Everything about the mission — from the launch to the landing — is hostile, insofar as a microphone is generally concerned. And yet DPA was able to record something from so many millions of miles away! After the rover touched down, audio and video files were recorded from the surface and transmitted to NASA’s base station. NASA sent these files to DPA’s engineering team for processing and review.
Predicting the sound & microphone performance on the red planet – Toni Rosell
Technology manager Toni got to work trying to understand the acoustics on Mars, e.g. pitch, propagation etc., based on parameters from previous visits. The most challenging part was predicting the behavior of the microphone on extraterrestrial conditions. Trying to understand an environment that us mere Earthlings had never had sound from before, was something completely different from his normal job.
Ensuring the gear would survive – Rune Møller
The DPA microphone, amplifier and A/D interface simply had to fit the mechanical challenges given by JPL NASA. Amazingly, it was possible to use the DPA microphone system right off the shelf, but after discussions with NASA, it was decided to take extra care around surface treatments and unnecessary decorative elements. This was both to avoid polluting the planet and to reduce weight. Mickey Mouse ears were added to our amplifier, so it could be attached to the port side of the Rover.
Preparing the audio recordings for public presentation – no pressure Eddy!
Getting digital files containing sound from Mars and being one of the first humans to hear what Mars sounds like was exciting. And then, listening to the recording and determining what processing would be adequate was special. Final decision: Preparing two versions: One version containing the sound of the nuclear engine and martian winds. And one version, just blowing in the wind.

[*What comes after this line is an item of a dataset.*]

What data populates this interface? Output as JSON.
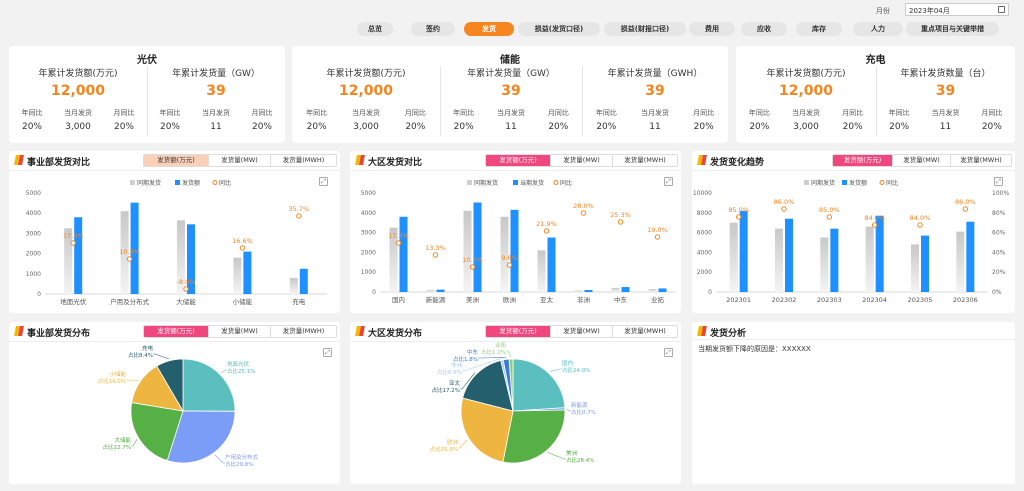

René Mørch will share anecdotes, pictures and video content from the mission and moderate this webinar.